Since no one else is jumping in here goes for what it's worth. I recently had a discussion with one of the other builders on this same topic. I have used Bondo scratch filler with success. He recommended the 3M product you refer to and has used it on many occasions with excellent results. So I guess that's two votes for the 3M product. He indicated that it is superior to the Bondo product because it is designed for below water line use and has no tendency to shrink. His advice made a lot of sense to me and I will be purchasing some of the product for my next minor repair job. Both products have very fine filler in them and will do well at filling a scratch type injury. Apparently the 3M product has to be purchased in a fairly large quantity. The Bondo comes in a small tube about a third the size of a tooth paste tube.
Ready to go

Just for general knowledge the 3M product worked great. Nice tight adhesion on the edges of the deep scratch, no cracking or seperation. It did shrink a small amount leaving the area slightly depressed. Three coats of paint with careful sanding has reduced this to barely visible. Total time of repair, four days. I'm back on the water!

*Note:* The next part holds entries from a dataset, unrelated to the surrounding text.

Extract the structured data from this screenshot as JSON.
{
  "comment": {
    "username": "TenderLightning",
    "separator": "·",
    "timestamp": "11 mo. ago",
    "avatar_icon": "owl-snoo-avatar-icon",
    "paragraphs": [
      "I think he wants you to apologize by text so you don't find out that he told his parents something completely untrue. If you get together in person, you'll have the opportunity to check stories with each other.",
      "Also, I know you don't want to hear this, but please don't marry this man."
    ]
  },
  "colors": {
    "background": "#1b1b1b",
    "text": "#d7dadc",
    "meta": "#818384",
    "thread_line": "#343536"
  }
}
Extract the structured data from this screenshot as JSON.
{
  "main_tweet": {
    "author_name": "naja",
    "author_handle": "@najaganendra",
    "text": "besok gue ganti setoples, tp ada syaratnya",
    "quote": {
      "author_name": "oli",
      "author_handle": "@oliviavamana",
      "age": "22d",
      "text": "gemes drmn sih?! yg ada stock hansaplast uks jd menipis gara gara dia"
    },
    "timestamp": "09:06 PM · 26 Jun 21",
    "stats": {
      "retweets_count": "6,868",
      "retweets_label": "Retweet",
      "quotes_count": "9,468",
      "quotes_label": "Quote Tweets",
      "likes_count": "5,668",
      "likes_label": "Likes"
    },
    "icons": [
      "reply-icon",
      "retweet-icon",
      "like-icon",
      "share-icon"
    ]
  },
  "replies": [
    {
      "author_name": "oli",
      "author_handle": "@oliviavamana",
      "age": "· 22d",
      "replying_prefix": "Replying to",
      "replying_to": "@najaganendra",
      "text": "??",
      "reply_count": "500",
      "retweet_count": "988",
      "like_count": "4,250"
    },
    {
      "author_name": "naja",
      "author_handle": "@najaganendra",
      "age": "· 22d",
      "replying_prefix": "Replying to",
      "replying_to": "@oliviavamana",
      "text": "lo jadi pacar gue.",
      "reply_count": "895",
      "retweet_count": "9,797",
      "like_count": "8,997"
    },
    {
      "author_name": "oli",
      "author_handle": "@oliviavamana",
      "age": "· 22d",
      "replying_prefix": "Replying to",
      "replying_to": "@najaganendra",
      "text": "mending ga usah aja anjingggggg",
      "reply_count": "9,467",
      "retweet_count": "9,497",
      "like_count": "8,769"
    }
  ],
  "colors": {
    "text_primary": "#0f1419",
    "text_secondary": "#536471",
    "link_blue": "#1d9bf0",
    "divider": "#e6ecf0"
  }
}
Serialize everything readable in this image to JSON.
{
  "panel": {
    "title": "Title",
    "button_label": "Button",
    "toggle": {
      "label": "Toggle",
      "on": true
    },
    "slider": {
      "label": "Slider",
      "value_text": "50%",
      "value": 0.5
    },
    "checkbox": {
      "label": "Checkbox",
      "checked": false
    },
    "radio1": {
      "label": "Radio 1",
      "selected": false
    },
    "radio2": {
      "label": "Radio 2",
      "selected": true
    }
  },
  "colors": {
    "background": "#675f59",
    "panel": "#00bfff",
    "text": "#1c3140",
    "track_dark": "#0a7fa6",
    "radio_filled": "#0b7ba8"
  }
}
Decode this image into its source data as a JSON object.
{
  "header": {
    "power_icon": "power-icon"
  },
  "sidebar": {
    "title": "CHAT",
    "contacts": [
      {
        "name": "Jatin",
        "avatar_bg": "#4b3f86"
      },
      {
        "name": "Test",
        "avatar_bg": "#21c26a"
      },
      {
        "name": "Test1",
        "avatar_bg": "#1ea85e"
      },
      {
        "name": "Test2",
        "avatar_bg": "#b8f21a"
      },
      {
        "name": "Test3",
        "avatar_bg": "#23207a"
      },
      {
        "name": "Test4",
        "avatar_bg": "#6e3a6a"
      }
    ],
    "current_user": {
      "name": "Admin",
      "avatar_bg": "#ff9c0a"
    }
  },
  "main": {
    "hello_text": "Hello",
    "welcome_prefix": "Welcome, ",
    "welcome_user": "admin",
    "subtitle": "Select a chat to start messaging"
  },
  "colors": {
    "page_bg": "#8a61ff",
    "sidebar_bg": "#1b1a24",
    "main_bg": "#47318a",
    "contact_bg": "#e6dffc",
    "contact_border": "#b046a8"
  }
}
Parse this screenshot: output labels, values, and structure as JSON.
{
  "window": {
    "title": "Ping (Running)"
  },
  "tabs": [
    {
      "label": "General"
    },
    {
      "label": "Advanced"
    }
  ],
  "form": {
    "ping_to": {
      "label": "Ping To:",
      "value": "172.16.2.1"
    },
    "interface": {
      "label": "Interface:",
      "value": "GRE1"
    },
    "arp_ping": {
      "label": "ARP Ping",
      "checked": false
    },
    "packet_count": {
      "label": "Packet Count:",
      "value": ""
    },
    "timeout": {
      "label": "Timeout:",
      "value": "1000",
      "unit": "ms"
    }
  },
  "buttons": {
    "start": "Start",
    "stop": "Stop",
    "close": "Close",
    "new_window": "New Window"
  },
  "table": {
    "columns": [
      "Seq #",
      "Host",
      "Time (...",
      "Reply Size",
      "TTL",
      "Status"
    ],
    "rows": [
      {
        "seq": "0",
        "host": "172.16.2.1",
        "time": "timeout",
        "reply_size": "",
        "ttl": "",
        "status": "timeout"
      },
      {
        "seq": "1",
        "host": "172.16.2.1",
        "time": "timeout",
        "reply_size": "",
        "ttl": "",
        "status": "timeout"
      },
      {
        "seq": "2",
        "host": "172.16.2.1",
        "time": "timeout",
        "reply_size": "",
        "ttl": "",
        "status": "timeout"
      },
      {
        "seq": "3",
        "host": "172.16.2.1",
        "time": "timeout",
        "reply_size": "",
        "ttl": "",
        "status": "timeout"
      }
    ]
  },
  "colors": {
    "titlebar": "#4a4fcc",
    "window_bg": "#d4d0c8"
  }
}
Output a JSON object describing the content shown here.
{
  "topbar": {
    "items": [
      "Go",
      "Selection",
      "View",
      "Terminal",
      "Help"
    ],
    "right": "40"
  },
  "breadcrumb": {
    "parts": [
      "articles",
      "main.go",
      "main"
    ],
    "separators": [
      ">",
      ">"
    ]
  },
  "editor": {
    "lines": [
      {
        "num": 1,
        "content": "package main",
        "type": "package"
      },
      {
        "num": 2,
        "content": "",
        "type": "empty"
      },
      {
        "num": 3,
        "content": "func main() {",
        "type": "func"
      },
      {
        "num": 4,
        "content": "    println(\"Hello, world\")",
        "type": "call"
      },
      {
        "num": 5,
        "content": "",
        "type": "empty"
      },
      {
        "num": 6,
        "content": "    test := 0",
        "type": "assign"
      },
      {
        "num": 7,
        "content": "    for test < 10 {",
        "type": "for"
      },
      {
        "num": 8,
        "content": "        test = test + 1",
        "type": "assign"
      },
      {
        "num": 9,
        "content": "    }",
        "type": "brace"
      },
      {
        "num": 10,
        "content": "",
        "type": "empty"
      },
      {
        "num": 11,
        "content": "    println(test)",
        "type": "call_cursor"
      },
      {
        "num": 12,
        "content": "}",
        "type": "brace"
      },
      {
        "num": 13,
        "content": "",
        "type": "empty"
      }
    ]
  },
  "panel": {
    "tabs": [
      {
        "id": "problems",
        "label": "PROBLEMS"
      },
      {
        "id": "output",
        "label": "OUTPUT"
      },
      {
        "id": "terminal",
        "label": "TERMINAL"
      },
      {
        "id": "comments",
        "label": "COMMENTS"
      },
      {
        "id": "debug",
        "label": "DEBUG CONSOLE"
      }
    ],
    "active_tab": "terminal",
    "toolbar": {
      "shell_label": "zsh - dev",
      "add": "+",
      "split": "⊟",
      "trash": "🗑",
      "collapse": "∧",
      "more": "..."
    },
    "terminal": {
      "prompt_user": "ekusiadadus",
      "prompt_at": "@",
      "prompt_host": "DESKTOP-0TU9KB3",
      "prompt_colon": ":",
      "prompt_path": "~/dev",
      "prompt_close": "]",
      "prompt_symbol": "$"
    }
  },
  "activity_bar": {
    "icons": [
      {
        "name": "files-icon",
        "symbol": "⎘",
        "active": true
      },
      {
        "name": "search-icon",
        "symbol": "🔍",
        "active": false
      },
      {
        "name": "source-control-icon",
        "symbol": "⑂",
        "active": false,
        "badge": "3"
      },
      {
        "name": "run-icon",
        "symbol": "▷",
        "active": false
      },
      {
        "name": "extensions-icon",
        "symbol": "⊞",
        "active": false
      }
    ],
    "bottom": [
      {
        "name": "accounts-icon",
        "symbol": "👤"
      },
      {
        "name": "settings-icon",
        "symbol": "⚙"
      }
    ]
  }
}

Zute, the duct tape was a temptation and if I was on a trip thats probably what I would do ( I carry some in my field repair kit), but I worried about getting moisture into the canvas or at least between the canvas and paint layers, so I let it air dry and then went to work.

Thanks for the great advice.
Joinary around outer stem

I'm restoring a canoe with outer stem and have to cut and replace rot on the inwales and decks. I will be making outwales, also. I have never really seen or looked closely at a canoe with outer stems.
Detailed pics would be great but my questions are:Do the inwales terminate at the deck tip/inside stem?
Do the outwales feather into the outer stem or to where they would be with no outer stem/inside the outer stem? (is outer a word?)
Thanks for any response.
Wrong thread

Howard I think you have the wrong thread. I was writing about repairing a scratch. Hope you get an answer to your query.